The lead investigator for Bender’s murder case, Georgia Bureau of Investigation agent Kristin Perry, recounted that Harper’s statements only had the appearance of initial cooperation, given how his words conflicted with other information and how he initially withheld some details.
During interviews, Harper told GBI agents about seeing Bender’s body in the toolbox Stryker had brought over to the property where his camper was. So, Perry said she thought Harper knew more than what he was initially saying.
Likewise, defense and prosecuting attorneys disagreed about the extent of Harper’s involvement with the murder, “THIS” and whether or not he was the gang’s leader.
As mentioned in multiple co-defendants’ previous trial testimony, the prosecution reiterated Harper seeing the bloody Mazda truck where Bender was killed and telling Stryker to clean it up. They elaborated that Harper coordinated taking the vehicle to a friend’s property to sell.
At that same property, Harper was said to be present while Stryker buried Bender’s remains.
“He had no direct knowledge...yes, it’s horrible for a decent person to do. He should've known better,” said Warr of Harper, “but he chose to help them after the fact [of the murder].”

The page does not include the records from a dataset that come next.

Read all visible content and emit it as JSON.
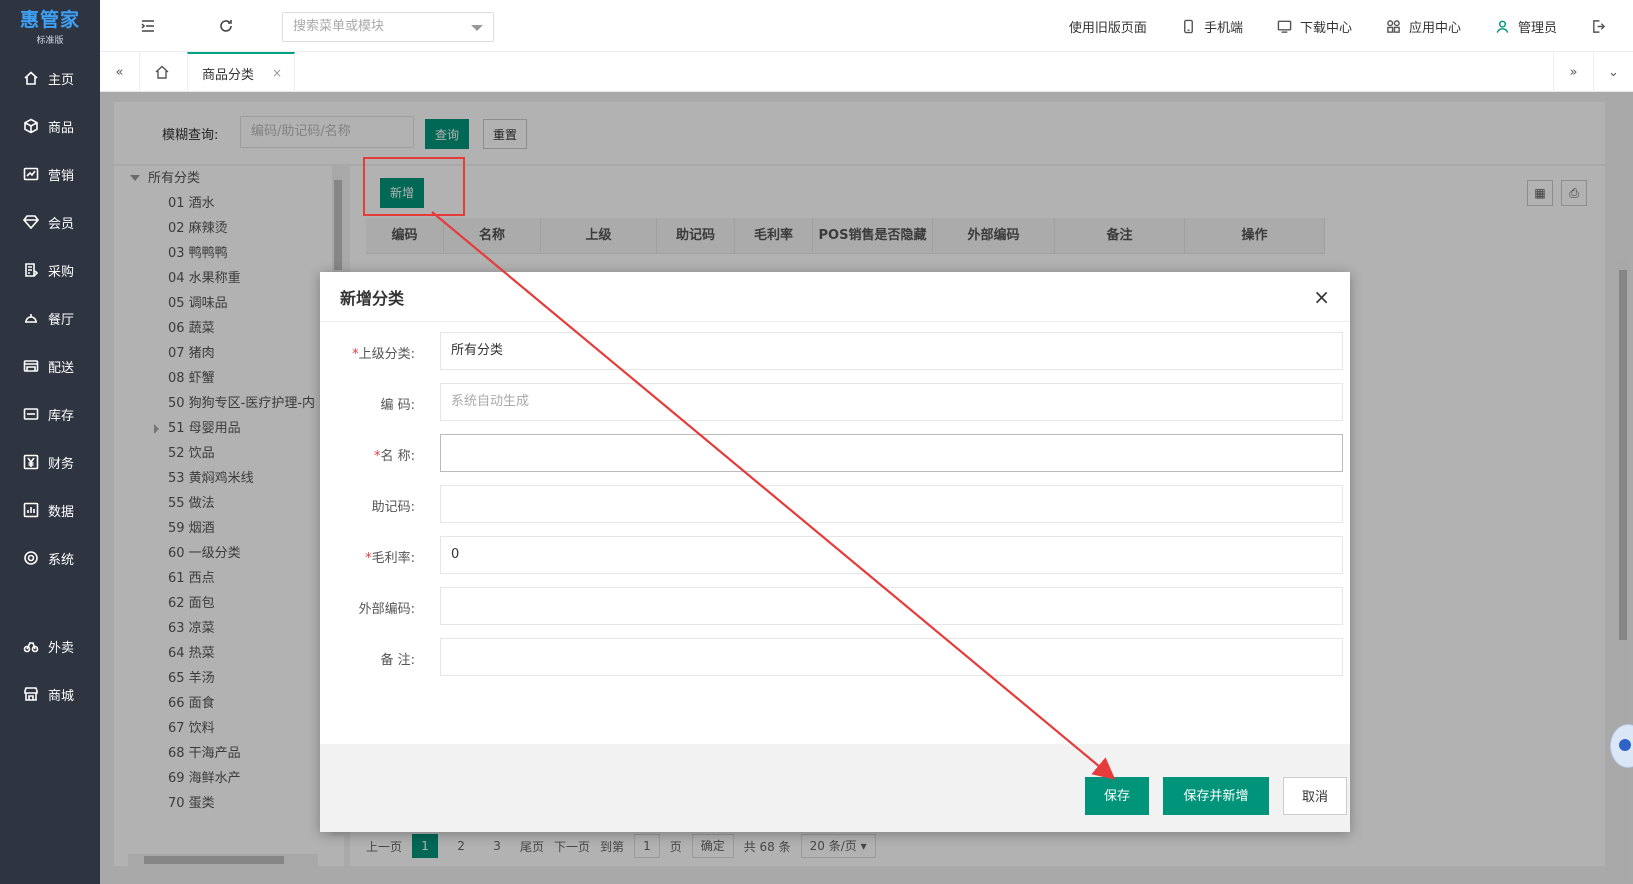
{
  "app": {
    "logo": "惠管家",
    "edition": "标准版"
  },
  "sidebar": {
    "items": [
      {
        "label": "主页",
        "icon": "home-icon"
      },
      {
        "label": "商品",
        "icon": "cube-icon"
      },
      {
        "label": "营销",
        "icon": "chart-icon"
      },
      {
        "label": "会员",
        "icon": "diamond-icon"
      },
      {
        "label": "采购",
        "icon": "clipboard-icon"
      },
      {
        "label": "餐厅",
        "icon": "dish-icon"
      },
      {
        "label": "配送",
        "icon": "truck-icon"
      },
      {
        "label": "库存",
        "icon": "box-icon"
      },
      {
        "label": "财务",
        "icon": "yen-icon"
      },
      {
        "label": "数据",
        "icon": "bar-chart-icon"
      },
      {
        "label": "系统",
        "icon": "settings-icon"
      }
    ],
    "extra": [
      {
        "label": "外卖",
        "icon": "bike-icon"
      },
      {
        "label": "商城",
        "icon": "store-icon"
      }
    ]
  },
  "topbar": {
    "search_placeholder": "搜索菜单或模块",
    "old_version": "使用旧版页面",
    "mobile": "手机端",
    "download": "下载中心",
    "apps": "应用中心",
    "user": "管理员"
  },
  "tabs": {
    "active": "商品分类",
    "close": "×"
  },
  "filter": {
    "label": "模糊查询:",
    "placeholder": "编码/助记码/名称",
    "search_btn": "查询",
    "reset_btn": "重置"
  },
  "tree": {
    "root": "所有分类",
    "items": [
      "01 酒水",
      "02 麻辣烫",
      "03 鸭鸭鸭",
      "04 水果称重",
      "05 调味品",
      "06 蔬菜",
      "07 猪肉",
      "08 虾蟹",
      "50 狗狗专区-医疗护理-内",
      "51 母婴用品",
      "52 饮品",
      "53 黄焖鸡米线",
      "55 做法",
      "59 烟酒",
      "60 一级分类",
      "61 西点",
      "62 面包",
      "63 凉菜",
      "64 热菜",
      "65 羊汤",
      "66 面食",
      "67 饮料",
      "68 干海产品",
      "69 海鲜水产",
      "70 蛋类"
    ]
  },
  "grid": {
    "add_btn": "新增",
    "columns": [
      "编码",
      "名称",
      "上级",
      "助记码",
      "毛利率",
      "POS销售是否隐藏",
      "外部编码",
      "备注",
      "操作"
    ]
  },
  "pager": {
    "prev": "上一页",
    "pages": [
      "1",
      "2",
      "3"
    ],
    "last": "尾页",
    "next": "下一页",
    "goto": "到第",
    "page_input": "1",
    "page_unit": "页",
    "confirm": "确定",
    "total": "共 68 条",
    "page_size": "20 条/页"
  },
  "dialog": {
    "title": "新增分类",
    "close": "×",
    "fields": [
      {
        "label": "上级分类:",
        "required": true,
        "value": "所有分类",
        "placeholder": ""
      },
      {
        "label": "编 码:",
        "required": false,
        "value": "",
        "placeholder": "系统自动生成"
      },
      {
        "label": "名 称:",
        "required": true,
        "value": "",
        "placeholder": ""
      },
      {
        "label": "助记码:",
        "required": false,
        "value": "",
        "placeholder": ""
      },
      {
        "label": "毛利率:",
        "required": true,
        "value": "0",
        "placeholder": ""
      },
      {
        "label": "外部编码:",
        "required": false,
        "value": "",
        "placeholder": ""
      },
      {
        "label": "备 注:",
        "required": false,
        "value": "",
        "placeholder": ""
      }
    ],
    "save": "保存",
    "save_and_new": "保存并新增",
    "cancel": "取消"
  },
  "colors": {
    "teal": "#00957a",
    "sidebar": "#2f3441",
    "annotation_red": "#e63b3b"
  }
}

Huff and Reid have both already been sentenced for their roles in attempting to cover up Bender’s killing. During their April hearing, they both pleaded guilty to aggravated assault, aggravated battery, a street gang violation and concealing the death of another. At that time, Reid also pleaded guilty to tampering with evidence.
Huff will spend 12 years in prison and 18 years on probation for his role in Bender’s death. Reid will spend 20 years in jail and 15 on probation.
Elizabeth Donaldson, Stryker’s wife, has been arrested and charged with concealing the death of another and tampering with evidence.
She allegedly helped move Bender’s remains to a Blacks Mill Road residence on Sept. 16 and strip interior parts from the truck where Bender was murdered. Her case has not advanced to the trial stage.
Bailey Williams, arrested in October 2019, faces a tampering with evidence charge in Lumpkin County for her role in allegedly helping dispose of Bender’s belongings after her murder. Williams is also charged in the same 2019 Dahlonega robbery as Stryker in Lumpkin County. She has not gone to trial for either of those cases.
DCN will continue to follow the co-defendants’ cases and provide updates.
Kelly Whitmire contributed additional reporting to this article.